Granta's autumn collection, with an exceptionally dazzling cover depicting work by truck artist Islam Gull, represents brutal forms of violence, militancy, and how reaction to the west has shred the internal fabric of Pakistani society, but with brilliant writing that dares to find traces of love, humanity and passion: all to tell the reader that's a less visible road travelled but you only need to look for that portion of real Pakistan. It's been almost impossible in the last few years to have picked up a newspaper and not read about Pakistan's failings as a nation state, its war with fundamentalists, its internal corruption and its obsession with the US, all violent news stories. It may be a Pakistan moment as many writers claim and their stories are excruciating works of fiction cushioned in reality. Some stories are direct reminders of distorted historical legacy and conflict: Intizar Hussain's "The House of the Gallows" portrays Zia-ul-Haq as a hypocritical dictator who turned the 1980s for most Pakistanis into a nightmare of censorship rules ("Please don't read any poem that refers to liquor").

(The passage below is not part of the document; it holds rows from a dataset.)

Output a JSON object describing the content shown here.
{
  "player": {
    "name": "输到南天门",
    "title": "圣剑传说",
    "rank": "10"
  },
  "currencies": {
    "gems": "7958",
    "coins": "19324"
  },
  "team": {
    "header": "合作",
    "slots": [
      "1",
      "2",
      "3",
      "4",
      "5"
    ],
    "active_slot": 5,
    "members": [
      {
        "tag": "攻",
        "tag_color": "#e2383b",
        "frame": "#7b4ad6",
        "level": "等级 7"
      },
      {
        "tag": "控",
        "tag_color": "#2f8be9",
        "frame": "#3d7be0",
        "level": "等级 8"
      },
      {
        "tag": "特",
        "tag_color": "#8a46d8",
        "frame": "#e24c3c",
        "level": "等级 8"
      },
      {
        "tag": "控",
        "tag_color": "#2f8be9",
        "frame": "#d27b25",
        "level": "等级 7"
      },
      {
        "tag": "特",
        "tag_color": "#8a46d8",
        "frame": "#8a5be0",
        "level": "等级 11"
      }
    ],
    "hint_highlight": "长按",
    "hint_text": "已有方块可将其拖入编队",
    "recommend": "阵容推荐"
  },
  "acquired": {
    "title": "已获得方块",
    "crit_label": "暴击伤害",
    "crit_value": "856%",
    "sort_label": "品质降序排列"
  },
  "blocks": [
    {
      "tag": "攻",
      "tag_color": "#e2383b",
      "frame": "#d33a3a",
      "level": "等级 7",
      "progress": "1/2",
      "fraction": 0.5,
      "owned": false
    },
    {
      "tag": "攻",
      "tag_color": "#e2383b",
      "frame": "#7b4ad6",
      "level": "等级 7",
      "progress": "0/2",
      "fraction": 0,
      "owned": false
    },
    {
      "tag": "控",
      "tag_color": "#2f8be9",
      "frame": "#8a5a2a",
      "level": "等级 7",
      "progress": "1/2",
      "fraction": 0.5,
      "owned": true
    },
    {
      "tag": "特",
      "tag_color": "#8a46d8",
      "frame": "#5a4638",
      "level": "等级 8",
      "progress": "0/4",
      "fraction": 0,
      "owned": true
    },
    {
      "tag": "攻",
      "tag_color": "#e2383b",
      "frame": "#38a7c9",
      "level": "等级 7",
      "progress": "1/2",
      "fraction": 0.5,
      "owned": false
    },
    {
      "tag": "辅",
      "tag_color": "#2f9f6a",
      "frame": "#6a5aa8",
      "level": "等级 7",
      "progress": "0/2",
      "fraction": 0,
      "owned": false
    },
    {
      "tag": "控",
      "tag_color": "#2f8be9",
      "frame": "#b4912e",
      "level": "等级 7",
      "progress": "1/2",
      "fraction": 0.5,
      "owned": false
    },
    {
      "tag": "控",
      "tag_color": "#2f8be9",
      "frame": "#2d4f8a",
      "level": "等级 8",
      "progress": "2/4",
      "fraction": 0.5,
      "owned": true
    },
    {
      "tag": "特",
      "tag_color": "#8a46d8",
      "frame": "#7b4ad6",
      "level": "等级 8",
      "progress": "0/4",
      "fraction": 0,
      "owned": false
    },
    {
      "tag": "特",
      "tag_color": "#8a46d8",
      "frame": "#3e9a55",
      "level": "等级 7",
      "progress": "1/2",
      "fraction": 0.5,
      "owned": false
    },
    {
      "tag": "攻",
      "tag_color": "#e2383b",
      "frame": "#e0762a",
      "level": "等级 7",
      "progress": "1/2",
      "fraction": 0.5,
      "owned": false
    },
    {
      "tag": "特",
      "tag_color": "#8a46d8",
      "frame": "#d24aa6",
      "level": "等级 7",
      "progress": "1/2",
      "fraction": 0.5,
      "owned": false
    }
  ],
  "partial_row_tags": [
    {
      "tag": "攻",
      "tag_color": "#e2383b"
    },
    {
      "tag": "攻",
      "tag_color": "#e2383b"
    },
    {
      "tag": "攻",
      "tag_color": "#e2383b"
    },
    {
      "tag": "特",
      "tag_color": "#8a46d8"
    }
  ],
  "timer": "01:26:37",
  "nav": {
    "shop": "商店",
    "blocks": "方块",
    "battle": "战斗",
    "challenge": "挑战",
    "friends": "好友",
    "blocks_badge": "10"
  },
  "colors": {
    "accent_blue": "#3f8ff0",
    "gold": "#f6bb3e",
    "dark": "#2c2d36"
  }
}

Kashmiri author Basharat Peer's "Forever War" is when he comes home to Srinagar - "a medieval city dying in a modern war" - and teenagers are hurling stones on city streets inspired by a Palestinian style stone-throwing intifada. Declan Walsh's reportage (an excerpt from his forthcoming Inshallah Pakistan to be published early next year) takes us on a fractured journey with a flamboyant, multi-lingual, Pashtun politician from Lakki Marwat, a hub for suicide attackers in Khyber-Pakhtunkhwa; lending an informed, layered context to the north's "roasting hospitality, smouldering pride and cold and clinical revenge."
Granta is indeed a window to a troubled world as Freeman says, but not without stories of love. The two most heart-wrenching stories are that of Leila unable to bear sons in Nadeem Aslam's novella "Leila in the Wilderness," and Gul Bibi in Jamil Ahmad's "The Sins of the Mother," whose short but sad spell of domestic happiness with her lover is described with endearing engagement, as she lives in the knowledge that her tribal kinsmen, whose code of honour she has defied, will eventually kill her. Seventy-nine-year-old ex-civil servant Ahmad was discovered by editor/journalist Faiza Sultan Khan and has never been published before but now has a book deal to his name.
In the book, Hari Kunzru in his introduction to the Green Cardamom art project says the question of Pakistani identity now has geopolitical significance. Pakistan today is about seeking balance between war and peace; extremism and tolerance; love and hate. Rather like Ayesha Jatoi, the artist in her quest to find answers settles her washing to dry on a publicly-installed decommissioned aircraft, to protest and subvert. As Freeman reminded on Friday evening he published writing that is beautiful and if it's beautiful, then it's true. Almost all stories come back to family and love, he explained.
Granta's collection delves into some of the pressing issues of our time, making it a must-read book this season. Dawn